Readers of websites expect both the writing and the formatting (across the site) to be consistent in tone and style. This may challenge any organization with several writers. One way to maintain consistency is to develop and follow web content standards such as the Recommended Policies and Guidelines for Federal Public websites: Final Report of the Interagency Committee on Government Information (submitted to the Office of Management and Budget, June 9, 2004)
Use these tips for displaying content
- Be consistent! Use:
- Consistent design and color scheme (remember to take into consideration low-vision readers and screen reader users)
- Consistent style for headings
- Consistent navigation
- Use lots of white-space
- Use lots of informative headings
- Take care with links:
- Use plain language
- Use common words
- Be specific
- Be action-oriented
For more tips, visit the U.S. Department of Housing and Urban Development's web content standards.
Test for usability
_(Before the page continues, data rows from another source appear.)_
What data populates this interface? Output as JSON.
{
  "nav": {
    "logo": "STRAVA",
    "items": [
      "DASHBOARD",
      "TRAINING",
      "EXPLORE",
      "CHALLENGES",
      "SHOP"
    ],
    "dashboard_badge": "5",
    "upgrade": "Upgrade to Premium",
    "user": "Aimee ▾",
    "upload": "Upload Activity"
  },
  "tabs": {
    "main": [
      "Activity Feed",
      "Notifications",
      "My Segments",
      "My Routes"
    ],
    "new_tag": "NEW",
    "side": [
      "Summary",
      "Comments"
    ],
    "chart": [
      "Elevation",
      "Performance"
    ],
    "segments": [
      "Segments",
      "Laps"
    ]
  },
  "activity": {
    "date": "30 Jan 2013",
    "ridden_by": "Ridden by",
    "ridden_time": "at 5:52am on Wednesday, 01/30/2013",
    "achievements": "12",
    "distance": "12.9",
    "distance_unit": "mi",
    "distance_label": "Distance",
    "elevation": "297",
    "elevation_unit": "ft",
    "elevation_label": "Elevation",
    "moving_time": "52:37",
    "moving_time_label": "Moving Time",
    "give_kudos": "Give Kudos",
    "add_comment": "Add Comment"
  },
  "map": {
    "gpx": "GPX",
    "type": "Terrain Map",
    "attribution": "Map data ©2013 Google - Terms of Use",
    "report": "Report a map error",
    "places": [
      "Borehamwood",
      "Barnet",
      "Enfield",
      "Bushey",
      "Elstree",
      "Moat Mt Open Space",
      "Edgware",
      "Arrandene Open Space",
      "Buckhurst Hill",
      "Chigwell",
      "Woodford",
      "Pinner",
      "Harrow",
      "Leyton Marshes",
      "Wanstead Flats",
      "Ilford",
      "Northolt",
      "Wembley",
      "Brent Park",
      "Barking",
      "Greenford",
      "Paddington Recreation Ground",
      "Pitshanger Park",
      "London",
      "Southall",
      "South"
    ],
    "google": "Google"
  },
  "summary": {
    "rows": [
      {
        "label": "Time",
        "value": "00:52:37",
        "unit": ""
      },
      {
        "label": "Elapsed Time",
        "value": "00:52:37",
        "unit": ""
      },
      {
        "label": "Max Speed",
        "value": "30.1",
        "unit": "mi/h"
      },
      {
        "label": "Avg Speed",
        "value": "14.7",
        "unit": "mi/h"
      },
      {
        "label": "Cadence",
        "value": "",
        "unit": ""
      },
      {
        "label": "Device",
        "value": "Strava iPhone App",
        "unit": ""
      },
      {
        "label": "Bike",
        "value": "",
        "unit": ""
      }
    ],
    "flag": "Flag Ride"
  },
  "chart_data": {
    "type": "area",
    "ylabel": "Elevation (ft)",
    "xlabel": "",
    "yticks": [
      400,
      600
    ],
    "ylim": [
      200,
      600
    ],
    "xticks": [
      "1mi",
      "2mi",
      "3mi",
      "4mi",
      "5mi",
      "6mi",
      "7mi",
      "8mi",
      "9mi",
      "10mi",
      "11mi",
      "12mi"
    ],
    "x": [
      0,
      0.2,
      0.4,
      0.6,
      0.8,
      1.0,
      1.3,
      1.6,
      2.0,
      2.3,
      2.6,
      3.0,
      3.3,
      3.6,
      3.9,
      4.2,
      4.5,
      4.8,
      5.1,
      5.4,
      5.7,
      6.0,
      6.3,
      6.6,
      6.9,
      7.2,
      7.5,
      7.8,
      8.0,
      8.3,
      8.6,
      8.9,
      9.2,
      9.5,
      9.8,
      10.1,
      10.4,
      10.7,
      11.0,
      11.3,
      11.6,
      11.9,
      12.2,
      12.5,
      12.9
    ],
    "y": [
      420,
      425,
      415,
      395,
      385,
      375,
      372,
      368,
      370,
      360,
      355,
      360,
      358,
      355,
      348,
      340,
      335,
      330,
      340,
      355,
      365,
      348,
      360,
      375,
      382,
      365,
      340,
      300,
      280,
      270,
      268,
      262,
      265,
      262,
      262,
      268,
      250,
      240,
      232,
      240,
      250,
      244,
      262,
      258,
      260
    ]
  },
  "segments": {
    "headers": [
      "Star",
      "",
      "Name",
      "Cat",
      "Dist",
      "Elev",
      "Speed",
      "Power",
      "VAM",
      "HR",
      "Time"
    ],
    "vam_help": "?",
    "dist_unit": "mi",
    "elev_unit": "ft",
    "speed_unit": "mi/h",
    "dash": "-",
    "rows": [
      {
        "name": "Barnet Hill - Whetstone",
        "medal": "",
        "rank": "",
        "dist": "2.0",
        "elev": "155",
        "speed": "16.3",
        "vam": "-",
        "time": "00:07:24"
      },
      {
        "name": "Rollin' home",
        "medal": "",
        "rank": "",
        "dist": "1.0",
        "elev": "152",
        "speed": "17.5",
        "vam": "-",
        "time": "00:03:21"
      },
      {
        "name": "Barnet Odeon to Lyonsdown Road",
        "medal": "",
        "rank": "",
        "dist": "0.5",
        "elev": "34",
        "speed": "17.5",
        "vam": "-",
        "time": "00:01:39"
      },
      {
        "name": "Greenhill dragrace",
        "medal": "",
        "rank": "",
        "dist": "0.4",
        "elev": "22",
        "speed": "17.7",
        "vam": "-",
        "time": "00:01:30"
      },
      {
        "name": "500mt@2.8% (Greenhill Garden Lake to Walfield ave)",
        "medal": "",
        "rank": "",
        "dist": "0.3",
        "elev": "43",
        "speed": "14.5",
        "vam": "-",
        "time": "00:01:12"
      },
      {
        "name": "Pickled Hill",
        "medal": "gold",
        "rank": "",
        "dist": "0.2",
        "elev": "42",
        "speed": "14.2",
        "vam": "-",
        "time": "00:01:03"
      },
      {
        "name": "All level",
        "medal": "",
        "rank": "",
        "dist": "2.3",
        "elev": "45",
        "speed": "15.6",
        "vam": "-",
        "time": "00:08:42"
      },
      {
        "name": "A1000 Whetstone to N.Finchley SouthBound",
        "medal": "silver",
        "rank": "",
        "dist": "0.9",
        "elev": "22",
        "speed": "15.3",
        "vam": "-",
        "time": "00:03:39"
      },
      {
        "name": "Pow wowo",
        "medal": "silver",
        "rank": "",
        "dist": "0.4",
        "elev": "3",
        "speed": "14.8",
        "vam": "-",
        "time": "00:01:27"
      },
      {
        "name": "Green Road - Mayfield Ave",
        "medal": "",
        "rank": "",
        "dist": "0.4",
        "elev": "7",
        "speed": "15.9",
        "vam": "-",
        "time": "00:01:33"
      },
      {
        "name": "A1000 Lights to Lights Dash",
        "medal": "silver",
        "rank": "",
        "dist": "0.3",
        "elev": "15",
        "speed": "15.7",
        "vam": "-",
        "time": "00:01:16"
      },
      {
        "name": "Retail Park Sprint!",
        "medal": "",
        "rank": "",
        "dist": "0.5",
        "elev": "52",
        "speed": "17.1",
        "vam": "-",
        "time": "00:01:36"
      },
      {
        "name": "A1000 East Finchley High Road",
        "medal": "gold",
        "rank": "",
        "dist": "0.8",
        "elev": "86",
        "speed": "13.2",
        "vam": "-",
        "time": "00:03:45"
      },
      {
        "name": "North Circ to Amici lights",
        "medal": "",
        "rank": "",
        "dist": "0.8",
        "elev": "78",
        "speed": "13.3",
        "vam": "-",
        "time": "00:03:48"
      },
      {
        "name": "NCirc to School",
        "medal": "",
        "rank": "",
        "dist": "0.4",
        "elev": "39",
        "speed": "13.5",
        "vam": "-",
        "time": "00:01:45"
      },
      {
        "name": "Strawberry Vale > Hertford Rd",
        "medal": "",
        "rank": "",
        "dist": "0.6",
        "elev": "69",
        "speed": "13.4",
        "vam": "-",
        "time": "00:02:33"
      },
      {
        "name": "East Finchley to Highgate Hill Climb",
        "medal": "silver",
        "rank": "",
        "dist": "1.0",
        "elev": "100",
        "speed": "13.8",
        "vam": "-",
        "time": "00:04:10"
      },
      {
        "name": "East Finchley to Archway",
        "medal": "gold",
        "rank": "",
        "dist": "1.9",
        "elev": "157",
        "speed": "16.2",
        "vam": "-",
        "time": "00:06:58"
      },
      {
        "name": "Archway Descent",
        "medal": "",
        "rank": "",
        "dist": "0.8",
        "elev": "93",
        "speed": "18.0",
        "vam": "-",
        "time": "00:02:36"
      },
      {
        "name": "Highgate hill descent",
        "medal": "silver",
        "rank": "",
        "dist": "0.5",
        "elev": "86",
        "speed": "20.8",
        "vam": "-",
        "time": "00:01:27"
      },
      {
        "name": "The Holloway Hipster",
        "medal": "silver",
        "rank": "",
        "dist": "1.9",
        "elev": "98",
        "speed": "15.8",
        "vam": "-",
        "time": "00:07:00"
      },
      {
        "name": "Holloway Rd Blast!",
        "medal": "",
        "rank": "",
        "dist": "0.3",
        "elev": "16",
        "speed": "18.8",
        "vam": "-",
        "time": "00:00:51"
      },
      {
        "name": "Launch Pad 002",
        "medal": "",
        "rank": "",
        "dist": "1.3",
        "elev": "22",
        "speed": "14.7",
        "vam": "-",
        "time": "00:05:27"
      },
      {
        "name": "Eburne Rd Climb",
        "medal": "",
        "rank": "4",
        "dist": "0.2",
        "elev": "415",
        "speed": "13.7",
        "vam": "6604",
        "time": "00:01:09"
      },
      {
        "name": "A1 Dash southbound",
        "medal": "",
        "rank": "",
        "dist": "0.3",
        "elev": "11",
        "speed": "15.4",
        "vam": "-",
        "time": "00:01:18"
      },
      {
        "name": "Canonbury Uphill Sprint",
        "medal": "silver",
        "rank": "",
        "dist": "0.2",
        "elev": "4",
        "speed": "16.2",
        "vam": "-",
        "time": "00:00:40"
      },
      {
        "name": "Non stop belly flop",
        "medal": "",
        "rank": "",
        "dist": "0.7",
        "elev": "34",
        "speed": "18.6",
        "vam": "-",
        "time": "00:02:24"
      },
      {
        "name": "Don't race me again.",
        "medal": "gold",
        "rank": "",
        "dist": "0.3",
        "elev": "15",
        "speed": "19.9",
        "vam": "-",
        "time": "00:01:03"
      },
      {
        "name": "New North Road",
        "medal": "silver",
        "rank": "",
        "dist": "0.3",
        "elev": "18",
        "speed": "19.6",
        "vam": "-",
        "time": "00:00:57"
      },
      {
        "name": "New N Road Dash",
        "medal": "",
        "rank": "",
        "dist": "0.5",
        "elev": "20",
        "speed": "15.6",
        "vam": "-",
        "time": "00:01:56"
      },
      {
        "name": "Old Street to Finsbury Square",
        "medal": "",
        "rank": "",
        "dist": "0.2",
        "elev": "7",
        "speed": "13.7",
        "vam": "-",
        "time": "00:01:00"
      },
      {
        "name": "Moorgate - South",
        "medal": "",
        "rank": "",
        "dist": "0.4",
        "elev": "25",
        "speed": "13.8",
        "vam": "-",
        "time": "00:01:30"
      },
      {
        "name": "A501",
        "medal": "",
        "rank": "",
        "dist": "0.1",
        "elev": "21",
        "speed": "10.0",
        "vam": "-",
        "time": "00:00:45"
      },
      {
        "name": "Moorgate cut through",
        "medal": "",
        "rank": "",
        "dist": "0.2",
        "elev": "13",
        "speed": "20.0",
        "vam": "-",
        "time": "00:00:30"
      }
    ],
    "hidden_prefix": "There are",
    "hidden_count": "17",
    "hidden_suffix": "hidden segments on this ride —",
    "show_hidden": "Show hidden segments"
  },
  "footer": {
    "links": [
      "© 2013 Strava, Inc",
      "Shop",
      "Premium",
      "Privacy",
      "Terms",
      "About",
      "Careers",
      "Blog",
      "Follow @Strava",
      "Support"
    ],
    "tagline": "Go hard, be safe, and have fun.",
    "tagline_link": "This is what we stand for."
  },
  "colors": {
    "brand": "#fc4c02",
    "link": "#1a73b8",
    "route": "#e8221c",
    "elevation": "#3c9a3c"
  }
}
The only way to know if people can use your site is to ask them There are a variety of testing methods that you can use. Here is a list of resources that can help you:
- Usability.gov — one-stop source for government usability analysts
- Usability studies can increase traffic to your site
- Jacob Nielsen's Usability 101
- Books on usability and user experience
- Training — get training in usability basics
Identify and target your users top tasks
People come to your website with a specific task in mind. If your website doesn’t help them complete that task, they’ll leave. Make sure you know what tasks are important to your users. The references listed above can also help you identify your users and their tasks.